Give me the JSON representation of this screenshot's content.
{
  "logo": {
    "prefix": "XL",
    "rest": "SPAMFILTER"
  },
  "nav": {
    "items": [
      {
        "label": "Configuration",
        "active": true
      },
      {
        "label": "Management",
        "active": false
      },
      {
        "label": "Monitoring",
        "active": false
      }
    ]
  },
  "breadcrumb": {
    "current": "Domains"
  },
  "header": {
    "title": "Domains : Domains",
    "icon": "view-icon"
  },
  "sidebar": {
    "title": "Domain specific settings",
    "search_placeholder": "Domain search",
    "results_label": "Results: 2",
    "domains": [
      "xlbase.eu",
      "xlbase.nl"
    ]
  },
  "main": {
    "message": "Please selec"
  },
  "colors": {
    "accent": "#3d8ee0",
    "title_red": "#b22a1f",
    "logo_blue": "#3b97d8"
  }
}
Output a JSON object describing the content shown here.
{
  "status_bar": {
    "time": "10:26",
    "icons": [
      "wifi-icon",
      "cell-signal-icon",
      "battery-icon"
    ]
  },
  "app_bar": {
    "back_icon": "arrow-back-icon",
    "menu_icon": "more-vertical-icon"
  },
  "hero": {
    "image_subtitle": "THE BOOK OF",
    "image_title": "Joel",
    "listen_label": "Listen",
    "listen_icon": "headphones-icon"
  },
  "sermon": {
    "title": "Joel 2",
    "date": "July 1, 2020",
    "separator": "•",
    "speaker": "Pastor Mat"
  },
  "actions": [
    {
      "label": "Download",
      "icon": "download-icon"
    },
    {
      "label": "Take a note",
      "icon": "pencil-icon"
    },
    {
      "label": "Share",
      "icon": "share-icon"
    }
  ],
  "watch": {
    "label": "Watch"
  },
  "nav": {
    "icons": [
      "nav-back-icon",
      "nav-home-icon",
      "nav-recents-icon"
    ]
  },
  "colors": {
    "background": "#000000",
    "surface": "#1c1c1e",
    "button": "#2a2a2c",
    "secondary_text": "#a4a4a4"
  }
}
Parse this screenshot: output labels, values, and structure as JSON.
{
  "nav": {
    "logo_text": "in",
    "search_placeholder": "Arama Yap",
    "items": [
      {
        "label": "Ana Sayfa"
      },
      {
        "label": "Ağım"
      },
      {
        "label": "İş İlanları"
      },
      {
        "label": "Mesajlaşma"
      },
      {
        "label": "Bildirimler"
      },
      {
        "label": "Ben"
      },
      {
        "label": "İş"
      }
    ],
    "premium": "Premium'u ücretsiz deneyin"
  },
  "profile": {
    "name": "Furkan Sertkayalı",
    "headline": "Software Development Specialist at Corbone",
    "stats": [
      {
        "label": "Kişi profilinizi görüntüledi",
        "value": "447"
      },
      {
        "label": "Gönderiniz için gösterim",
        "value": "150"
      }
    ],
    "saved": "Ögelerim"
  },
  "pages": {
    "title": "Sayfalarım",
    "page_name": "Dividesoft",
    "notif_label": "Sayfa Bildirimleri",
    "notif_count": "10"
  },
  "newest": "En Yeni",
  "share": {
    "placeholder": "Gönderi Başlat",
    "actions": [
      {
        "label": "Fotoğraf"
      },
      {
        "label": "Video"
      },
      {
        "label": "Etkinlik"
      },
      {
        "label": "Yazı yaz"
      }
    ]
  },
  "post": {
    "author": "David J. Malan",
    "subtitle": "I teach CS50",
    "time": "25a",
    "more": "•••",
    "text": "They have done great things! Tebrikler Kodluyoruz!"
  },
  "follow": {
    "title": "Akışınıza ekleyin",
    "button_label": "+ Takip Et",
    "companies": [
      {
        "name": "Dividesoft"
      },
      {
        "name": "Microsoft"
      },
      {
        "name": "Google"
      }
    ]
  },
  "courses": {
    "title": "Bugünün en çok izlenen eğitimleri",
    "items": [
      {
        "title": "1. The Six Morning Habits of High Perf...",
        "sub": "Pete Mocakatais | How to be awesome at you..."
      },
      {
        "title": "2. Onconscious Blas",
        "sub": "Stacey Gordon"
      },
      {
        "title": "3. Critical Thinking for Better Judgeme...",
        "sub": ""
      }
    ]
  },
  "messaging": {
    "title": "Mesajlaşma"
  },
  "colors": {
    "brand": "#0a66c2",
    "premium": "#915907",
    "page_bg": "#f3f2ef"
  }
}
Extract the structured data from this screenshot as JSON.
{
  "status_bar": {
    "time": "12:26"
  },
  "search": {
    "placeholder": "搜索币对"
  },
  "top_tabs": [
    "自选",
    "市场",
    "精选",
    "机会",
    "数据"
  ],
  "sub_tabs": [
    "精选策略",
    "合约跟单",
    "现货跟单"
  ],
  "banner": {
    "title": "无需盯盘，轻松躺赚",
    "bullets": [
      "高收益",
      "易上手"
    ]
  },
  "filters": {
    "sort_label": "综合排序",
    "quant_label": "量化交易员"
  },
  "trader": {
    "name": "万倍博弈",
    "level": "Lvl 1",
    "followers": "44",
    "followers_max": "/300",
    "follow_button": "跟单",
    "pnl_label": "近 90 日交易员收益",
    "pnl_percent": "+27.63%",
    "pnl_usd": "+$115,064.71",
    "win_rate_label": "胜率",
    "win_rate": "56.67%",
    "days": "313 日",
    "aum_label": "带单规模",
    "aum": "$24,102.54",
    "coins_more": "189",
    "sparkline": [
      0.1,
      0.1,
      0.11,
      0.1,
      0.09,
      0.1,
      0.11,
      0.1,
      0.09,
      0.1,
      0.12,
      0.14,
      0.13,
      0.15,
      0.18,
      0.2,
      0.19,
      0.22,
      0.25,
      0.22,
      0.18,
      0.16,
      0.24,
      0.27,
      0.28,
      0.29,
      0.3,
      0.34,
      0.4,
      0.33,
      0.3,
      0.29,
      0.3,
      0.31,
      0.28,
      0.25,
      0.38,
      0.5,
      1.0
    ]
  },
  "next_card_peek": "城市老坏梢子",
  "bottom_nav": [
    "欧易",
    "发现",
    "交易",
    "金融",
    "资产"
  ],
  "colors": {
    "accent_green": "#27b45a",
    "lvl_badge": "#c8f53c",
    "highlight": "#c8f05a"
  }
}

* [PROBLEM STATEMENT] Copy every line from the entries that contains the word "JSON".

* [FINISHED EXERCISE]
Give me the JSON representation of this screenshot's content.
Output a JSON object describing the content shown here.
Parse this screenshot: output labels, values, and structure as JSON.
Extract the structured data from this screenshot as JSON.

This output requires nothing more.